Although the Ryan and Beevor print books have maps, the audiobooks do not and you will need a map to follow the story. Maps are available, among other places, at War history site.
How to ruin it all
Six Months That Changed the World: The Paris Peace Conference of 1919. By Margaret MacMillan. Reported by Margaret MacMillan. The Versailles peace conference after World War I is widely blamed for helping to bring about World War II, and its ill effects are still present today. How did conference leaders end up making such catastrophic decisions? Read this deeply researched book and find out.
The Russian Revolution. By Richard Pipes. Narrated by Michael Page. As bad as the Versailles conference was, nothing in the 20th century would lead to as much death and misery as the Bolshevik coup in Russia in November 1917. In this massive work of more than 41 hours, Richard Pipes, the one of Russia’s foremost Western scholars, describes the decades of failed government that paved the way for the Bolsheviks, including the reformers’ failure to establish a functioning constitutional monarchy.
The Bolsheviks could not have taken power without the resolute and ruthless leadership of Lenin, one of the most evil and successful men of the century. The Democratic Socialists who had overthrown the Tsar in March 1917 were fully aware that the Bolsheviks intended to seize power and exterminate democracy and the democrats.
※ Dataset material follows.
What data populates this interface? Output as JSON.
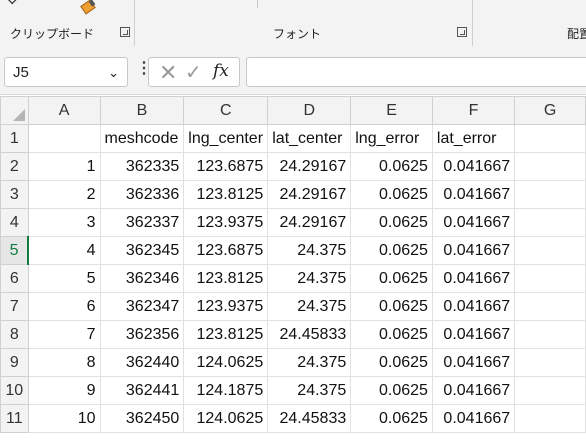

But the Russian Democratic Socialists were incompetent, misguided, and too timid to face mortal peril. The Bolsheviks were always a small militant minority, lacking popular support even among the workers’ councils (“soviets”) on whose behalf they claimed to act.
The advent of the Terror in the French Revolution. By Timothy Tackett. Narrated by Michael Page. An in-depth examination of how a revolution that began on the basis of human rights escalated into totalitarian state terrorism. Short answer: the revolution really had a lot of internal enemies who wanted a restoration of the monarchy, and the revolutionaries became so engrossed in factional fighting that they confused disagreement with disloyalty.
The Gates of Europe: A History of Ukraine. By Serhii Plokhy. Reported by Ralph Lister. An excellent one-volume investigation into the history of this long-troubled region, beginning with the Black Sea colonies of the ancient Greeks, through to the 2014 Ukrainian Maidan revolution against the Russian-controlled oligarchy. You will learn how what we today call “Russian” culture actually started in Kyiv; the complexities of the many ethnic groups in Ukraine; the history of the Russian, Polish and Austrian Empire’s efforts to exploit ethnic divisions to govern parts of Ukraine; the nation’s brief independence after World War I; the horrors of Tsarist, Nazi and Soviet domination; and stories of Ukrainians who collaborated and those who resisted.